Unlike Bryant a regional and parochial figure, Collins courageous stands made him a commodity on the national level. The National Association of Broadcasters hired Collins and he and the family relocated to Washington. After passage of the Civil Rights Act of 1964, he was appointed by President Lyndon B. Johnson as the first Director of the Community Relations Service under the 1964 Civil Rights Act. After Selma, he became Under Secretary of Commerce.
Collins’ was seen by many southerners as a traitor to his region. But you can judge the quality of a man by his enemies – no enemy better than Senator James Eastland (D-Mississippi) the arch-racist (Eastland was more than a segregationist. He genuinely disliked any contact with African-Americans) who lobbied LBJ hard against appointing Collins. Dyckman tells the story:
Collins would never know that he had not been the president’s first or even second choice. James Eastland objected strenuously, however, during a conversation with the president about the disappearance of three civil rights workers in Mississippi. (It would turn out that the Ku Klux Klan had murdered them, but Eastland dismissed it at the time as a publicity stunt.) Unaware that Johnson taped his telephone calls, Eastland exploded at the mention of Collins’s name: “He’s a damned cheap double-crosser and a liar and he’s strictly dishonest. Now he agreed at the convention to recognize us to vote for you and he went back on his word. I called him a goddamned, lying son of a bitch out there.” “Well, we don’t want him then, do we?” the president replied. “Hell, no!” said Eastland
Collins first real test as Community Relations Service was at Selma. Unfortunately, the 50th Anniversary commemorations of Bloody Sunday and the Selma to Montgomery March in 2015 didn’t give Collins his due. But he was critical to keeping the peace as best as it could be kept and making things work. He paid an awful political price for it. Again Dyckman:

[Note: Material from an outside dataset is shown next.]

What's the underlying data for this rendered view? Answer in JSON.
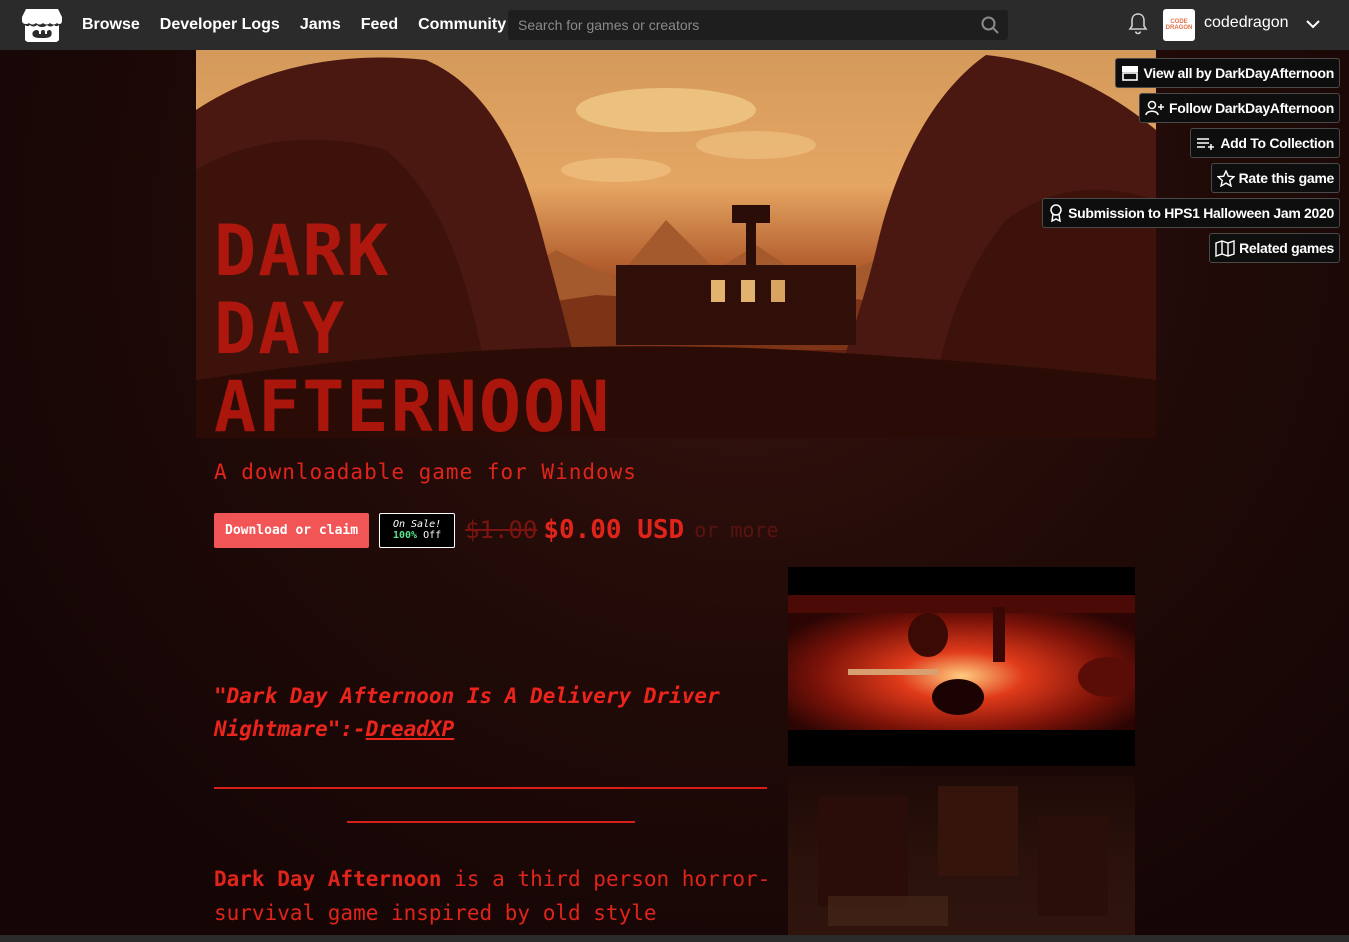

The march was in its second day. Collins parked his car beside U.S. 80, found King and his associates at the head of the column, and walked with them while they discussed the details. With some apprehension, Collins noted a truckload of photographers taking pictures. The Associated Press photograph, as printed by his hometown newspaper and many others on March 23, showed Collins talking with the Rev. Andrew Young, with Dr. King, Mrs. King, and the Rev. Ralph Abernathy walking alongside them (see fig. 10). The caption reported that Collins “joined civil rights demonstrators staging a 54-mile protest march from Selma, Ala., to the state capitol at Montgomery.” Though the text identified him as “President Johnson’s representative on racial problems” and said that he walked only “about a mile” with the marchers, the absence of a full explanation made it appear that he had joined them by choice.42 Mary Call had returned to Tallahassee for the expected birth of a grandchild. She warned Collins by telephone of an intensely hostile community reaction to the photograph. Arriving at the Tallahassee airport late that night, Collins found no taxi and called the Grove to ask his wife to pick him up.
Collins never recovered politically. We’ll discuss the 1968 US Senate Primary and General Election in a future Flashback Friday post.
[…] The same day the racial backlash claimed the political career of a great Floridian, Leroy Collins, whose role in Civil Rights disputes in the mid 1960’s had made him toxic in a state whose voters were still largely in favor of segregation. Collins was […]